psychological and perceptive space. Threading or rather

stringing two adjacent walls and corners with the intention

of drawing the eye outdoors; cutting and dissecting a book

and investigating its relationship through the act of ‘intuitive

doing’ intrinsically opened up multiple ideas and concepts

for future projects and assisted me in investigating multi

faceted projects. Back to Basics is a crucial element in any

practitioner’s journey. I am embracing the ‘in-between’ state

of my being - neither here nor there. Nevertheless, I am

excited with possibilities.

Back to Basics program / JULY 2018

Blythe Cheung

Hong Kong



Collect remnants of the ever-changing world, distil

overlooked mystery and wonder among seemingly mundane

and repetitive happenings into carries of their own kind.

These debris, magic that radiates beauty, define the finest

moments and so makes them worthy.

My multi-disciplinary practice mainly consists of drawings/
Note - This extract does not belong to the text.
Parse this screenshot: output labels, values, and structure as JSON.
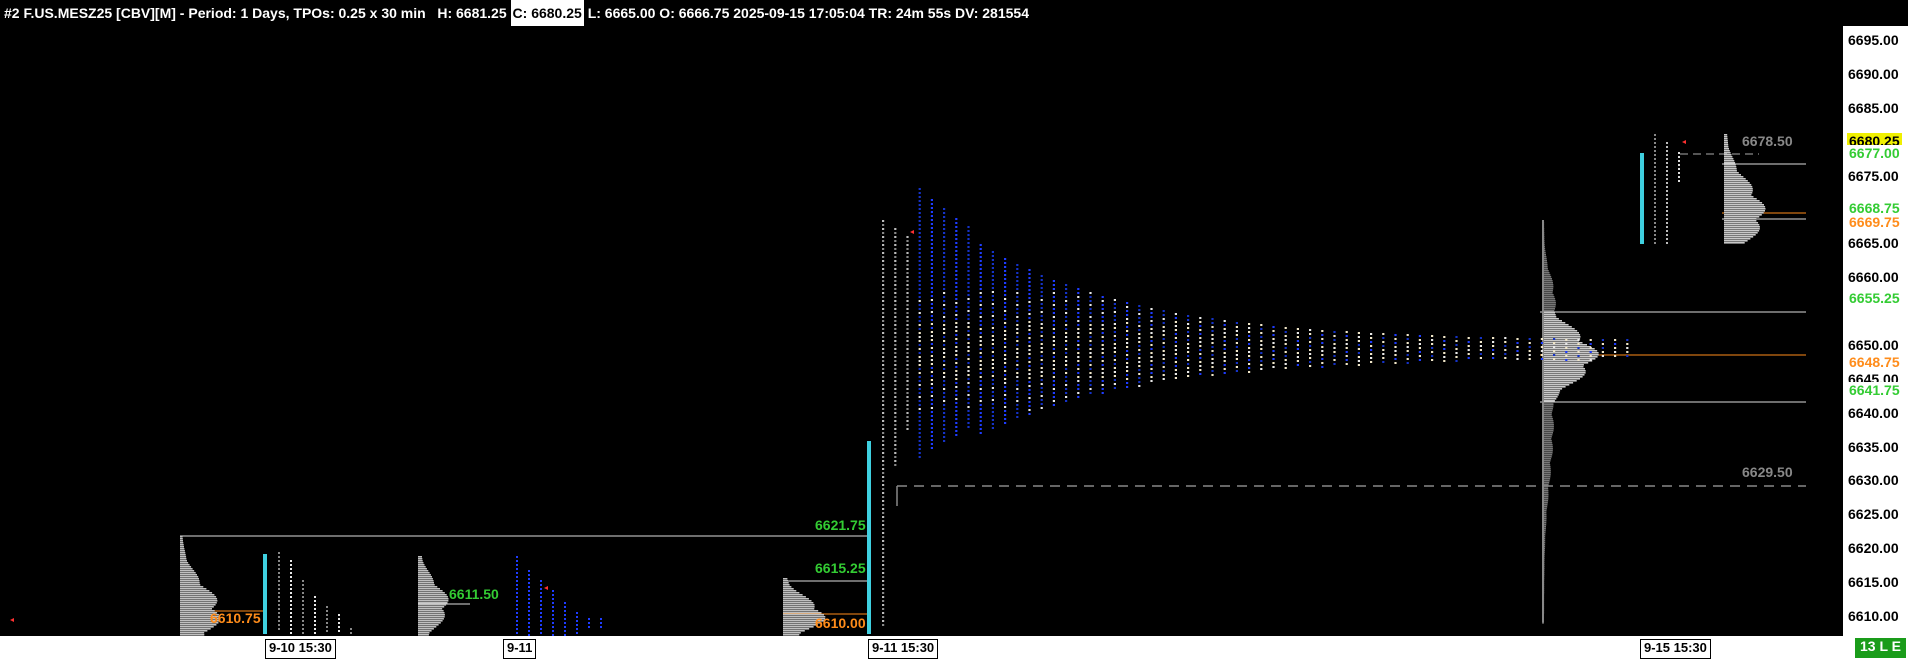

writing/ installation/ performance/ sound. Each component

works together like notes of a chord, and contributes a unique

tone to the composition. Through different passageways, I

find the delicate balance to enrich and amplify meanings,

bridges new points of entry to a collective experience that

resonates within and beyond. In a place where we see the

extraordinary in ordinary, we perhaps catch a glimpse of


夏 渺 橋 綠

The pronunciation of Hämeenkyrö, the municipality where

Arteles is, rings a bell to me in Cantonese - 夏 Haa6 渺 Miu5 橋

Kiu4 綠 Luk6. These Chinese characters translates into - vast

summer, emerald bridge - and from there onwards, words,

pictures, sounds, and textures eventually fold themselves

into this piece of work - a performative, sculptural reading

material - I first started making in Arteles, July 2018.

Back to Basics program / JULY 2018

Tamara Lazaroff




I’m an emerging writer of fiction & creative non-fiction

based in Brisbane, Australia. Over 25 of my short stories

and personal essays have been published, broadcast and

performed in Australia, the UK and New Zealand. Some have

won, been highly commended or been longlisted for awards,

including the Biennial Literary Award, the Elizabeth Jolley